For a bunch of reasons you won't want to take minimum distributions "in kind" as a percentage of the real estate held by the self-directed IRA. So, you should hold back enough liquid assets in the inherited IRA(s) to cover your estimated required minimum distributions from them over the expected life of the real estate investment. If you retain the original inherited IRA in liquid investments at the current custodian, but transfer only the amount you expect you will need for the real estate investment to the new self-directed inherited IRA account, you can take the required minimum distributions for both accounts from the one holding the liquid investments.
Anyway, the whole point of all this is to enable you to invest your inherited IRA in real estate and defer taxes on the income until you have to take out taxable distributions. Otherwise, you pay income tax at your current marginal rate on the $100,000 distribution you mentioned, plus income tax on subsequent profits from the investment (which you would own personally).
Consequently, I'd compare your projected returns net of all taxes on the real estate investment (1) based on taking a current distribution of $100,000 and holding the real estate personally, and (2) based on holding the real estate investment in the inherited self-directed IRA. Be sure to factor in the effect of Unrelated Business Taxable Income (UBTI) if you borrow money (non-recourse loans only) to purchase the property by the self-directed IRA. Since you can take depreciation against other income on property you hold personally, but only against UBTI in your self-directed inherited IRA, #(1) may be your best option. Be sure to do the numbers.
I hope this helps clarify your options. Happy investing!

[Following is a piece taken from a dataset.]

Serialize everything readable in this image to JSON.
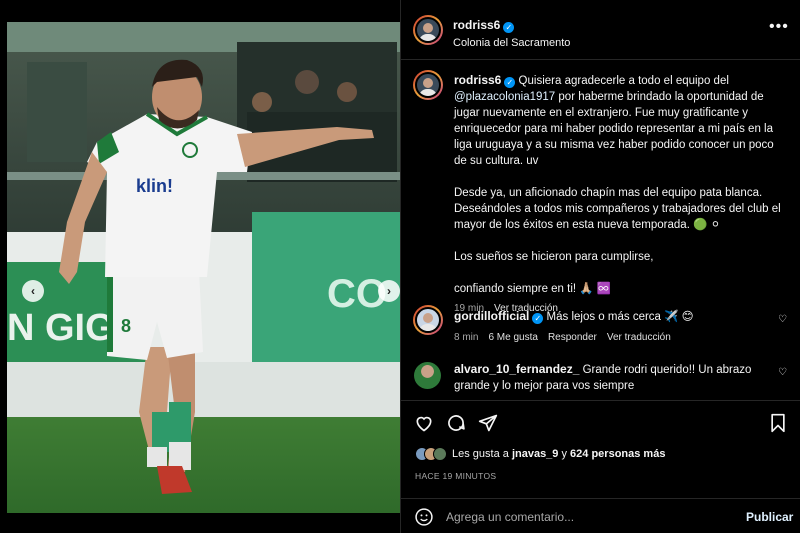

Thank you all very much for your responses. Since my father was not over the age of 70, we are not required to have minimum withdrawals. My financial planner who is overseeing the account has said that I can take out any amount during any period of time (does not matter if it's one lump sum, five years or life expectancy).
Very thorough response, thank you!
I was not aware that you are eligible to invest an inherited IRA into a self-directed. If I were to do this, would my cash flow from rentals have to be reinvested into the account? or would I be able to keep this income?
Also, I would be required to take minimum distribution amounts in the new, self-directed IRA? Even though I am not required to take distributions in the current, inherited IRA?
Joe, inherited IRA certainly can be rolled over into self-directed IRA. Yes, if IRA buys investment property all income would belong to an IRA and must be deposited into IRA. You can take distributions from the IRA.
You are required to take distributions from an Inherited IRA, self-directed or not.